WHAT YOU WILL DO:
Please print exactly the line containing "Convert this screenshot" and every line after it to the end of the records below, and nothing more.

AVAILABLE DATA:
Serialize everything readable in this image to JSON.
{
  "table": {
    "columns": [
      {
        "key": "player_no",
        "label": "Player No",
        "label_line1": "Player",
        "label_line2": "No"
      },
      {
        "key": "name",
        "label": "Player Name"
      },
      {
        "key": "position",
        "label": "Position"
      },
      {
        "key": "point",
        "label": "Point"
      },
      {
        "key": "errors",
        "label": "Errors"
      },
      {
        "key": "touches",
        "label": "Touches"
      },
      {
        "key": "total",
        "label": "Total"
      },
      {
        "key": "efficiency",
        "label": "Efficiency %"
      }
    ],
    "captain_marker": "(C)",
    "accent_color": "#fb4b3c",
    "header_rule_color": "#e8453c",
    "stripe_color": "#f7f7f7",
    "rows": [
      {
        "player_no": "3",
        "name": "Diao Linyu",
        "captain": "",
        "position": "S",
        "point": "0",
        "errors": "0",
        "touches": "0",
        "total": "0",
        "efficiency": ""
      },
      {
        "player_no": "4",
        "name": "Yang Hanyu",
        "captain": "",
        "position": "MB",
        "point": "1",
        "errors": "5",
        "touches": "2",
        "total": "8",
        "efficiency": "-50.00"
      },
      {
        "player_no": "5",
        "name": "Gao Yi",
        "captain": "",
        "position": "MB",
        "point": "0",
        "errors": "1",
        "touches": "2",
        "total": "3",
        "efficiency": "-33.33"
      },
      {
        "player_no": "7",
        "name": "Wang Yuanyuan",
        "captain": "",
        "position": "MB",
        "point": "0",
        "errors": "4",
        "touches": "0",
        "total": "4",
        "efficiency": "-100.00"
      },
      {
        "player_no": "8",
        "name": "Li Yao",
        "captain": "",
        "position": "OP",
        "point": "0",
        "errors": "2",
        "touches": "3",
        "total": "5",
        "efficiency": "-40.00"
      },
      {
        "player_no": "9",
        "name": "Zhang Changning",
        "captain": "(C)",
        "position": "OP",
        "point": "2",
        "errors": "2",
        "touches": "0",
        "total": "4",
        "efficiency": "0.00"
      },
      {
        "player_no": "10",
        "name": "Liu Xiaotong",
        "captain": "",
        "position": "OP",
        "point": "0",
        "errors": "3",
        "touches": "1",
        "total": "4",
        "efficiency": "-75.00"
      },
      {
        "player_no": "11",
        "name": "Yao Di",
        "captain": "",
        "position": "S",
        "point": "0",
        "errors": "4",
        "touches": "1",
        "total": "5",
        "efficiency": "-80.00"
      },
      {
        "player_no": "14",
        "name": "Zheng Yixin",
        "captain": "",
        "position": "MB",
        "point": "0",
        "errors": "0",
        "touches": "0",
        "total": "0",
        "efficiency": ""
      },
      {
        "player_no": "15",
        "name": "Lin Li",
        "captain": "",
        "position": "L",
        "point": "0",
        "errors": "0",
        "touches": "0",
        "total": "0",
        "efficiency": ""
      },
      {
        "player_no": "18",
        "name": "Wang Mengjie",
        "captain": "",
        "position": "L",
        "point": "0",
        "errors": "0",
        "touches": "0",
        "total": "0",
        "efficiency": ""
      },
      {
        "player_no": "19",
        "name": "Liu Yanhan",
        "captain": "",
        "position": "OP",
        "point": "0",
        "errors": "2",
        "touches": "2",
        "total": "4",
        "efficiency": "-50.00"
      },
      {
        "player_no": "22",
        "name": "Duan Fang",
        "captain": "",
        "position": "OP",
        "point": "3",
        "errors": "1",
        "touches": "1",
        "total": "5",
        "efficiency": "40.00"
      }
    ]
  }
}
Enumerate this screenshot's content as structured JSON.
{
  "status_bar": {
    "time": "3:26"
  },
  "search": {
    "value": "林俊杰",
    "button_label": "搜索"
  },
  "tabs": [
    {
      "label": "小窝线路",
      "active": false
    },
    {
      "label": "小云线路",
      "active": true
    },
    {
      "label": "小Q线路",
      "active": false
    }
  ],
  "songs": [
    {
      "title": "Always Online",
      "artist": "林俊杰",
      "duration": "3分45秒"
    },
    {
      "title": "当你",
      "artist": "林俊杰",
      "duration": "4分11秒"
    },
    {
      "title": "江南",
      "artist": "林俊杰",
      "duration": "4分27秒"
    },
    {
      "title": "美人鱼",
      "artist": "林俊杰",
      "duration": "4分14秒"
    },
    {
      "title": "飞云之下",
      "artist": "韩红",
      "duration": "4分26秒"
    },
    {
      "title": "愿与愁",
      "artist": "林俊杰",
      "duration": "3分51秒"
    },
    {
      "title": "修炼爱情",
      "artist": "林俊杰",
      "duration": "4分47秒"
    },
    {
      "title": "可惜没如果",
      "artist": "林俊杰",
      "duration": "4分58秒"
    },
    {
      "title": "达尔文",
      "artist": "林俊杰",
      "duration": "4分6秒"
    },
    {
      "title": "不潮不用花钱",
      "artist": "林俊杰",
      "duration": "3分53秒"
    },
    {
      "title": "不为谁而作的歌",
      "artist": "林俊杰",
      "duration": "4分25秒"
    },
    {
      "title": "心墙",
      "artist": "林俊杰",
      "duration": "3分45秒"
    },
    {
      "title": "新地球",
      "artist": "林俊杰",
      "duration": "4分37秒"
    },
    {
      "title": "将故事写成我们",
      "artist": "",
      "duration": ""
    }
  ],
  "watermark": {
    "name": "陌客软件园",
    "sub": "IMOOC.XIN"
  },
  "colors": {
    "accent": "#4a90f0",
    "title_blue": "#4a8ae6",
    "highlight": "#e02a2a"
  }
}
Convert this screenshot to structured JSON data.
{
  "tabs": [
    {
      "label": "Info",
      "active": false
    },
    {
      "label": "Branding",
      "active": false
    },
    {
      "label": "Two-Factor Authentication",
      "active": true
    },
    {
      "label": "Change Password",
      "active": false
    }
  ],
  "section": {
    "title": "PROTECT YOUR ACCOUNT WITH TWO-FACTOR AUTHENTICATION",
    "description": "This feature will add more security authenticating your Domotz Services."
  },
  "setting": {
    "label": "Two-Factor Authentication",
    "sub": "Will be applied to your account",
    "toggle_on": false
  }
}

ANSWER TO THIS PROBLEM:
Convert this screenshot to structured JSON data.
{
  "tabs": [
    {
      "label": "Info",
      "active": false
    },
    {
      "label": "Branding",
      "active": false
    },
    {
      "label": "Two-Factor Authentication",
      "active": true
    },
    {
      "label": "Change Password",
      "active": false
    }
  ],
  "section": {
    "title": "PROTECT YOUR ACCOUNT WITH TWO-FACTOR AUTHENTICATION",
    "description": "This feature will add more security authenticating your Domotz Services."
  },
  "setting": {
    "label": "Two-Factor Authentication",
    "sub": "Will be applied to your account",
    "toggle_on": false
  }
}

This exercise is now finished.